One of the most important topics taught at the start of introductory physics is the idea of vectors. Students really need proficiency with them if they are to use force and momentum.

Just about every course covers this, of course, but I will do it a little differently. I’ll use python to help students hone their vector skills. But first, a quick intro to the subject.

Here is a definition I’m not fond of:

It’s not wrong, but I don’t like emphasizing direction. It seems to indicate that you can express a vector with only a number and an angle. (Yes, I know it doesn’t actually say that, but that’s what some students read into it.) OK, here is my definition, which I admit is not perfect:

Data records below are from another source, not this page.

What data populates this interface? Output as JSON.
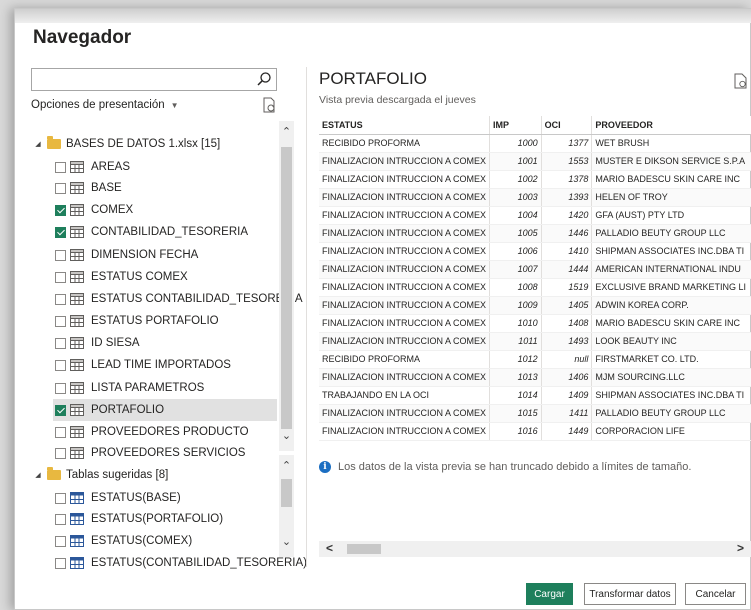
{
  "dialog": {
    "title": "Navegador"
  },
  "left": {
    "search_placeholder": "",
    "options_label": "Opciones de presentación",
    "groups": [
      {
        "label": "BASES DE DATOS 1.xlsx [15]",
        "items": [
          {
            "label": "AREAS",
            "checked": false
          },
          {
            "label": "BASE",
            "checked": false
          },
          {
            "label": "COMEX",
            "checked": true
          },
          {
            "label": "CONTABILIDAD_TESORERIA",
            "checked": true
          },
          {
            "label": "DIMENSION FECHA",
            "checked": false
          },
          {
            "label": "ESTATUS COMEX",
            "checked": false
          },
          {
            "label": "ESTATUS CONTABILIDAD_TESORERIA",
            "checked": false
          },
          {
            "label": "ESTATUS PORTAFOLIO",
            "checked": false
          },
          {
            "label": "ID SIESA",
            "checked": false
          },
          {
            "label": "LEAD TIME IMPORTADOS",
            "checked": false
          },
          {
            "label": "LISTA PARAMETROS",
            "checked": false
          },
          {
            "label": "PORTAFOLIO",
            "checked": true,
            "selected": true
          },
          {
            "label": "PROVEEDORES PRODUCTO",
            "checked": false
          },
          {
            "label": "PROVEEDORES SERVICIOS",
            "checked": false
          }
        ]
      },
      {
        "label": "Tablas sugeridas [8]",
        "items": [
          {
            "label": "ESTATUS(BASE)",
            "checked": false
          },
          {
            "label": "ESTATUS(PORTAFOLIO)",
            "checked": false
          },
          {
            "label": "ESTATUS(COMEX)",
            "checked": false
          },
          {
            "label": "ESTATUS(CONTABILIDAD_TESORERIA)",
            "checked": false
          }
        ]
      }
    ]
  },
  "preview": {
    "title": "PORTAFOLIO",
    "subtitle": "Vista previa descargada el jueves",
    "columns": [
      "ESTATUS",
      "IMP",
      "OCI",
      "PROVEEDOR"
    ],
    "rows": [
      [
        "RECIBIDO PROFORMA",
        "1000",
        "1377",
        "WET BRUSH"
      ],
      [
        "FINALIZACION INTRUCCION A COMEX",
        "1001",
        "1553",
        "MUSTER E DIKSON SERVICE S.P.A"
      ],
      [
        "FINALIZACION INTRUCCION A COMEX",
        "1002",
        "1378",
        "MARIO BADESCU SKIN CARE INC"
      ],
      [
        "FINALIZACION INTRUCCION A COMEX",
        "1003",
        "1393",
        "HELEN OF TROY"
      ],
      [
        "FINALIZACION INTRUCCION A COMEX",
        "1004",
        "1420",
        "GFA (AUST) PTY LTD"
      ],
      [
        "FINALIZACION INTRUCCION A COMEX",
        "1005",
        "1446",
        "PALLADIO BEUTY GROUP LLC"
      ],
      [
        "FINALIZACION INTRUCCION A COMEX",
        "1006",
        "1410",
        "SHIPMAN ASSOCIATES INC.DBA TI"
      ],
      [
        "FINALIZACION INTRUCCION A COMEX",
        "1007",
        "1444",
        "AMERICAN INTERNATIONAL INDU"
      ],
      [
        "FINALIZACION INTRUCCION A COMEX",
        "1008",
        "1519",
        "EXCLUSIVE BRAND MARKETING LI"
      ],
      [
        "FINALIZACION INTRUCCION A COMEX",
        "1009",
        "1405",
        "ADWIN KOREA CORP."
      ],
      [
        "FINALIZACION INTRUCCION A COMEX",
        "1010",
        "1408",
        "MARIO BADESCU SKIN CARE INC"
      ],
      [
        "FINALIZACION INTRUCCION A COMEX",
        "1011",
        "1493",
        "LOOK BEAUTY INC"
      ],
      [
        "RECIBIDO PROFORMA",
        "1012",
        "null",
        "FIRSTMARKET CO. LTD."
      ],
      [
        "FINALIZACION INTRUCCION A COMEX",
        "1013",
        "1406",
        "MJM SOURCING.LLC"
      ],
      [
        "TRABAJANDO EN LA OCI",
        "1014",
        "1409",
        "SHIPMAN ASSOCIATES INC.DBA TI"
      ],
      [
        "FINALIZACION INTRUCCION A COMEX",
        "1015",
        "1411",
        "PALLADIO BEUTY GROUP LLC"
      ],
      [
        "FINALIZACION INTRUCCION A COMEX",
        "1016",
        "1449",
        "CORPORACION LIFE"
      ]
    ],
    "truncated_notice": "Los datos de la vista previa se han truncado debido a límites de tamaño."
  },
  "buttons": {
    "load": "Cargar",
    "transform": "Transformar datos",
    "cancel": "Cancelar"
  },
  "colors": {
    "accent": "#1e7f5c",
    "info": "#1b6ec2",
    "folder": "#e8b840"
  }
}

But how do you use a vector? I won’t go over this in detail, as I’ve done so before. How about the highlights?

One way of representing a vector is to list its x,y, and z components. Something like v = <1,2,3> m/s. Of course there are many ways to represent a vector.

There is a thing called vector addition. If

**A**and**B**are vectors, then**A**+**B**=**C**, where**C**also is a vector. The components of vector**C**are the sum of the components of**A**and**B**. (People typically distinguish vector variables from scalars by drawing an arrow over it, but that’s not easy to do when typing so I used boldface.)Scalar multiplication is when a vector is multiplied by a scalar. To find the result, you merely multiply each vector component by the scalar value.

The magnitude of a vector is the square root of the sum of the squares of the components. Yes, that’s terrible to write out but I’m just trying to move on.

A unit vector is a vector with a magnitude of one and no units—yes, that seems weird. The main idea of a unit vector is to describe the direction of a vector. Trust me, it’s useful.